noun (used with a singular or plural verb)
Origin of bellows
Related formsbel·lows·like, adjective
Definition for bellows (2 of 3)
Definition for bellows (3 of 3)
verb (used without object)
verb (used with object)
Origin of bellow
Related formsbel·low·er, nounout·bel·low, verb (used with object)
Examples from the Web for bellows
Some operate like bellows, creating an accordion-like sound as they aspirate.How to Save Silent Movies: Inside New Jersey’s Cinema Paradiso|Rich Goldstein|October 2, 2014|DAILY BEAST
Another Maine operative, a Democrat who has worked with Bellows agreed.
“Susan Collins was elected 18 years ago, when I was graduating from college,” Bellows told The Daily Beast.
To be clear, Bellows is not a millennial, but rather half a generation older.
And she crushed her last two competitors, both of whom were better known than Bellows.
I had come into a place mute of all light, that bellows as the sea does in a tempest, if it be combated by opposing winds.
"Ye ken, that just beats the whole world for deepness," said the smith; and again began blowing the bellows.The Shepherd's Calendar|James Hogg
All you will have to do is to pump a bellows, or turn a wheel and the music will play itself!The Music Master|Charles Klein
By the time Wilbur got the next line of poetry written Bellows was asking Jean if he could take her to lunch.The Eye of Wilbur Mook|H. B. Hickey

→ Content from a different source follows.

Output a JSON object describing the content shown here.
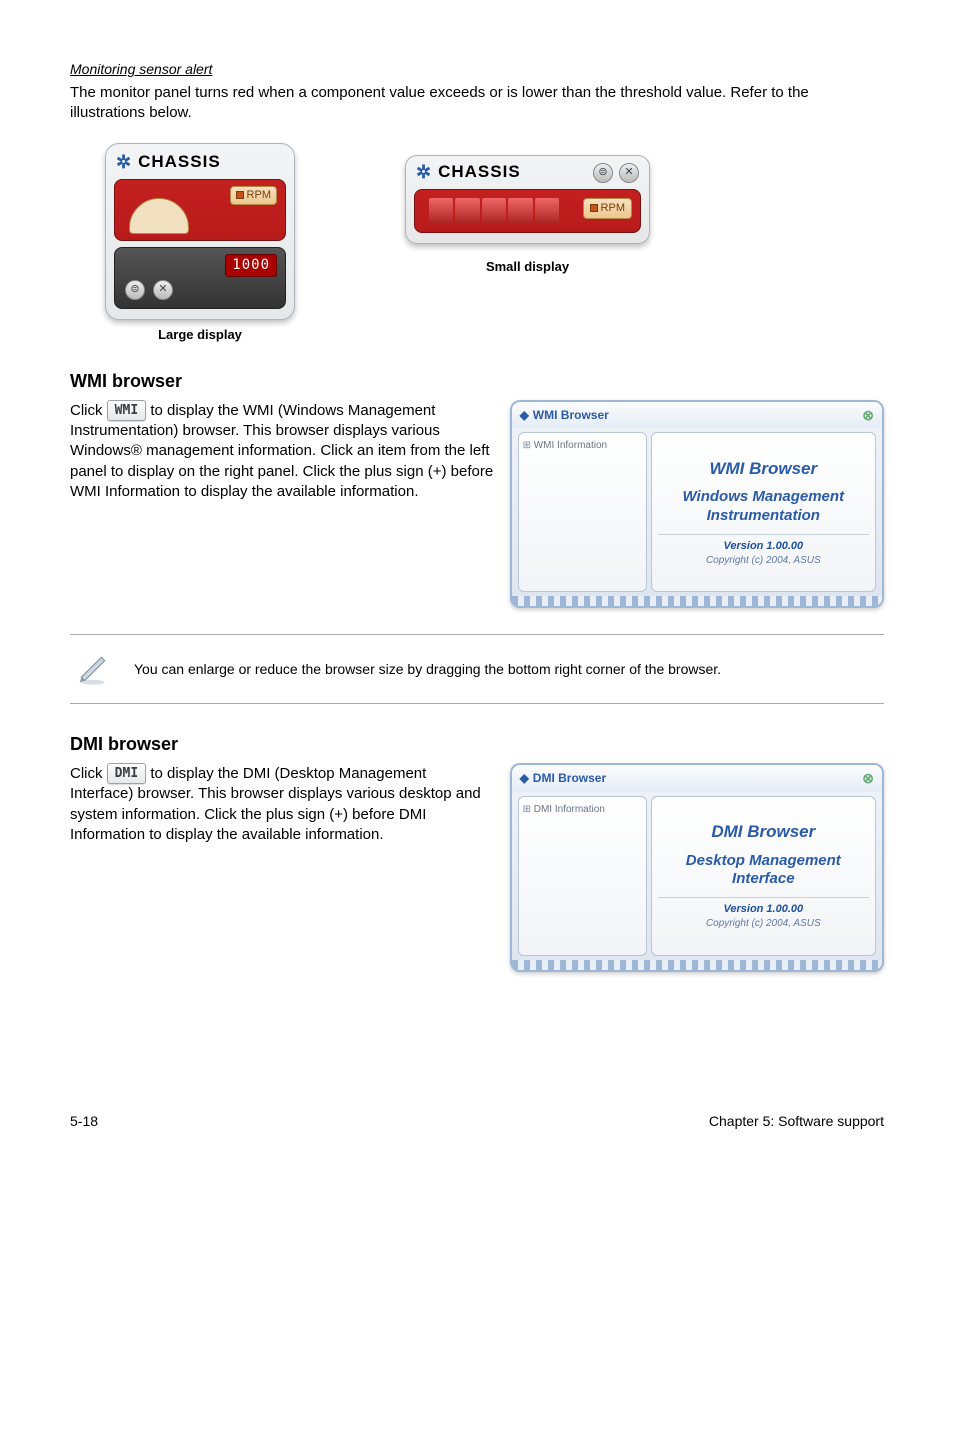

A quantity of the powder was blown out at each stroke of the bellows.